(CNN)

The eggs do not pose a threat to human health, unless consumed in excessive quantities

As the number of German farms closed because of possibly contaminated animal feed grew Friday, authorities said they had filed criminal charges against the company at the heart of the country's tainted egg scandal.

The company, Harles and Jentzsch, apparently knew for months that fatty acid it was delivering to animal-feed makers was

contaminated with dioxin, said Christian Seifert, a spokesman for the agricultural ministry in the German state of Schleswig-Holstein said.

Criminal charges have been filed against the company, Seifert said, "because they did not immediately inform" the agricultural ministry that dioxin levels surpassed the allowed amount.

Authorities allege that the company sold about 3,000 tons of contaminated fatty acids to dozens of companies making animal feed across Germany. The country's government has quarantined more than 4,700 pig and poultry farms.

Harles and Jentzsch laboratory tests from March 2010 showed they exceeded the ceiling level for dioxin, he said.

"At that point they had to stop delivering this product and immediately inform the authorities. They did not do either," Seifert said.

Government officials learned of the higher concentrations of dioxin in December, he said.

Several attempts to reach Harles and Jentzsch for comment were unsuccessful.

Police raided the company's offices Wednesday and confiscated documents, but arrested no one, the state prosecutor's office in Schleswig-Holstein told CNN.

Dioxin levels in the final feed product were diluted and likely did not exceed allowed amounts, Seifert said.

"Of course that is no excuse. The conduct is still wrong," he said.

Agricultural ministry investigators are continuing lab tests of samples taken from the company's premises, he said.

The 4,709 farms shut down include not only chicken and other poultry, but also pig farms, said Pierre Vetter, a spokesman for Germany's Ministry for Agriculture and Consumer Protection.

State authorities are quarantining all farms that received animal feed from companies affected, regardless of whether there is proof that the feed was contaminated, the ministry's website said.

"The state authorities are right to quarantine products -- eggs and meat -- that may have been exposed to contaminated feed, even if there is no concrete scientific evidence in all cases," German Agriculture and Consumer Protection Minister Ilse Aigner said in a statement.

About 130,000 possibly contaminated eggs were exported from a company in Germany to a food company in the Netherlands, where they were to be used in industrial food production, said Holger Eichele, a spokesman for Germany's Ministry for Agriculture and Consumer Protection.
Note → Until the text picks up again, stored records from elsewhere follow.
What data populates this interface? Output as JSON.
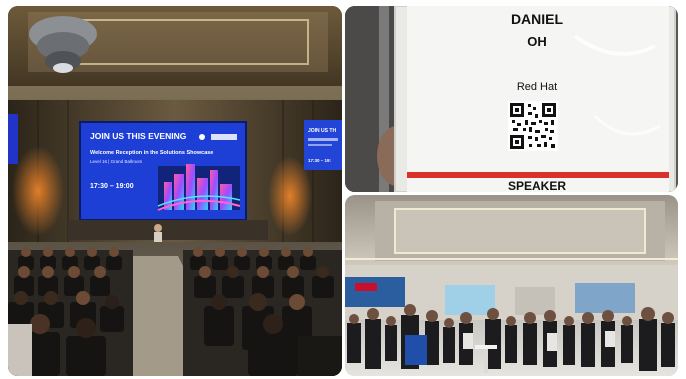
{
  "conference_hall": {
    "screen_main": {
      "heading": "JOIN US THIS EVENING",
      "event_title": "Welcome Reception in the Solutions Showcase",
      "location": "Level 16 | Grand Ballroom",
      "time": "17:30 – 19:00"
    },
    "screen_side": {
      "heading": "JOIN US TH",
      "time": "17:30 – 19:"
    }
  },
  "name_badge": {
    "first_name": "DANIEL",
    "last_name": "OH",
    "company": "Red Hat",
    "role": "SPEAKER"
  },
  "colors": {
    "screen_blue": "#1d3fd6",
    "speaker_bar": "#d9322a",
    "badge_white": "#f5f5f3"
  }
}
Eggs packed in cartons are pictured at a chicken farm in the western town of Schleiden January 6, 2011. The German government moved to calm public fears on Wednesday after highly toxic dioxin contamination in the feed of poultry and hogs turned out to be far more widespread than first thought.

The UK Food Standards Agency said a pasteurized mixture including some of the contaminated eggs was distributed in the UK.

"The mixing of the eggs will have diluted the levels of dioxins and they are not thought to be a risk to health," the agency said in a statement.

Dioxins are a family of toxic chemicals that share a similar chemical structure and have been characterized by the U.S. Environmental Protection Agency as likely human carcinogens.